REQUIRED WORK →
Leave the pictures out and repeat the rest of the data below exactly.

DATASET CONTENT →
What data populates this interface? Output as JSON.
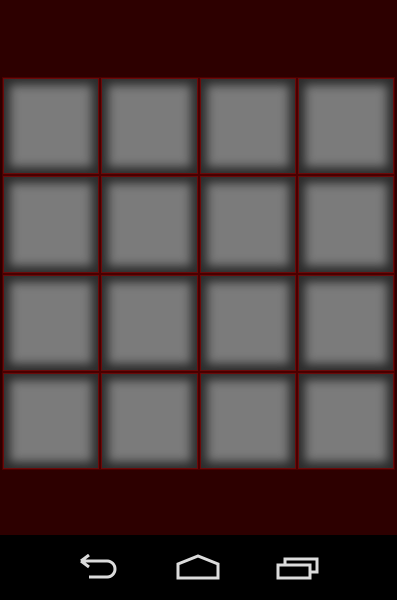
{
  "app": {
    "background_color": "#2d0000",
    "board_line_color": "#6a0a0a",
    "tile_color": "#7b7b7b"
  },
  "board": {
    "rows": 4,
    "cols": 4,
    "tiles": [
      {
        "state": "hidden"
      },
      {
        "state": "hidden"
      },
      {
        "state": "hidden"
      },
      {
        "state": "hidden"
      },
      {
        "state": "hidden"
      },
      {
        "state": "hidden"
      },
      {
        "state": "hidden"
      },
      {
        "state": "hidden"
      },
      {
        "state": "hidden"
      },
      {
        "state": "hidden"
      },
      {
        "state": "hidden"
      },
      {
        "state": "hidden"
      },
      {
        "state": "hidden"
      },
      {
        "state": "hidden"
      },
      {
        "state": "hidden"
      },
      {
        "state": "hidden"
      }
    ]
  },
  "nav_bar": {
    "buttons": [
      {
        "icon": "back-icon"
      },
      {
        "icon": "home-icon"
      },
      {
        "icon": "recent-apps-icon"
      }
    ],
    "icon_color": "#dcdcdc"
  }
}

ANSWER TO THIS TASK →
What data populates this interface? Output as JSON.
{
  "app": {
    "background_color": "#2d0000",
    "board_line_color": "#6a0a0a",
    "tile_color": "#7b7b7b"
  },
  "board": {
    "rows": 4,
    "cols": 4,
    "tiles": [
      {
        "state": "hidden"
      },
      {
        "state": "hidden"
      },
      {
        "state": "hidden"
      },
      {
        "state": "hidden"
      },
      {
        "state": "hidden"
      },
      {
        "state": "hidden"
      },
      {
        "state": "hidden"
      },
      {
        "state": "hidden"
      },
      {
        "state": "hidden"
      },
      {
        "state": "hidden"
      },
      {
        "state": "hidden"
      },
      {
        "state": "hidden"
      },
      {
        "state": "hidden"
      },
      {
        "state": "hidden"
      },
      {
        "state": "hidden"
      },
      {
        "state": "hidden"
      }
    ]
  },
  "nav_bar": {
    "buttons": [
      {
        "icon": "back-icon"
      },
      {
        "icon": "home-icon"
      },
      {
        "icon": "recent-apps-icon"
      }
    ],
    "icon_color": "#dcdcdc"
  }
}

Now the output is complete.